*** Provided information ***

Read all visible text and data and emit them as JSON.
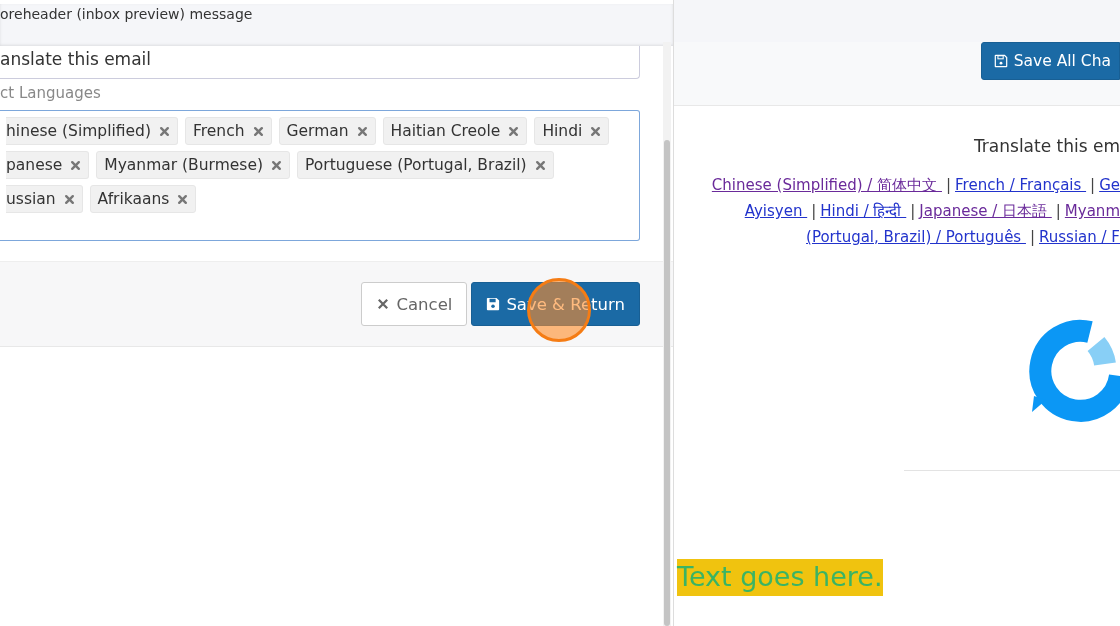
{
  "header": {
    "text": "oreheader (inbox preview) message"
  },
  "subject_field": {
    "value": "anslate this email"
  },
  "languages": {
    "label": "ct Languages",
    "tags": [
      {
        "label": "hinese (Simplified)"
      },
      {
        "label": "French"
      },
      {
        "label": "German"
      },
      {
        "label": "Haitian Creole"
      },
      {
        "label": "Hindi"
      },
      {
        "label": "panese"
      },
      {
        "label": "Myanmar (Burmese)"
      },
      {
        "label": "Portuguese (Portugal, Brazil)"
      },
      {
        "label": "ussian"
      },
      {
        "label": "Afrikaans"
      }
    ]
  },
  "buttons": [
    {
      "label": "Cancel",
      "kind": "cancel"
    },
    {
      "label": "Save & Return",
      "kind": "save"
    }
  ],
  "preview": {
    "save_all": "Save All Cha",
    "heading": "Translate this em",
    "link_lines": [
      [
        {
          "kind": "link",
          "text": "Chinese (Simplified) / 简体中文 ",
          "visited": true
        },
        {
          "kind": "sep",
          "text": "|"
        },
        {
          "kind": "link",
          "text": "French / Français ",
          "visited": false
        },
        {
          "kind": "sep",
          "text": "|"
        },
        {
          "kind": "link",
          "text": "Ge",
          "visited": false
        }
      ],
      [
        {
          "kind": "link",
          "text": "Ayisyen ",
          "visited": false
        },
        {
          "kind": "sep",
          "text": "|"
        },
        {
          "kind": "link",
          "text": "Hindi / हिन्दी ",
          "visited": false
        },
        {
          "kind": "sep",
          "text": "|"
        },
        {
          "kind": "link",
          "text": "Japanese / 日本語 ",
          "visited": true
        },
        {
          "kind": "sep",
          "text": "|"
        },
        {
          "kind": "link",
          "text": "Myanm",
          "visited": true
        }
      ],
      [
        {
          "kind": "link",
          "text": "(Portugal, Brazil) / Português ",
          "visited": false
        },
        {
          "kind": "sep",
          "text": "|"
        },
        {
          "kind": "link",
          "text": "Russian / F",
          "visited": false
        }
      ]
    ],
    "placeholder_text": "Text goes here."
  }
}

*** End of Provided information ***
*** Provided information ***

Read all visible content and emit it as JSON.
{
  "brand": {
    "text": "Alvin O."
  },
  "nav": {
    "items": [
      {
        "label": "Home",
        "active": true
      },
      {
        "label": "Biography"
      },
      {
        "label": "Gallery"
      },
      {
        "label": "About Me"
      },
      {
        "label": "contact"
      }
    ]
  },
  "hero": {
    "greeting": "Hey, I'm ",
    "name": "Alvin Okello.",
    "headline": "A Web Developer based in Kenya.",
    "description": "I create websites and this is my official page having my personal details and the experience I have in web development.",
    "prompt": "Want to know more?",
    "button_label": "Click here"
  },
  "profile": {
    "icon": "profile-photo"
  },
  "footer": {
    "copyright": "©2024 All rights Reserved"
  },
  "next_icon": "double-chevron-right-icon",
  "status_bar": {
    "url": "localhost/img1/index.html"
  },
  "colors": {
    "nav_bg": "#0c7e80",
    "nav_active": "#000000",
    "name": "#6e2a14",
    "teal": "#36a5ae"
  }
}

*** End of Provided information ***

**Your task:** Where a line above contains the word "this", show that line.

**Your solution:**
    "value": "anslate this email"
    "heading": "Translate this em",
    "description": "I create websites and this is my official page having my personal details and the experience I have in web development.",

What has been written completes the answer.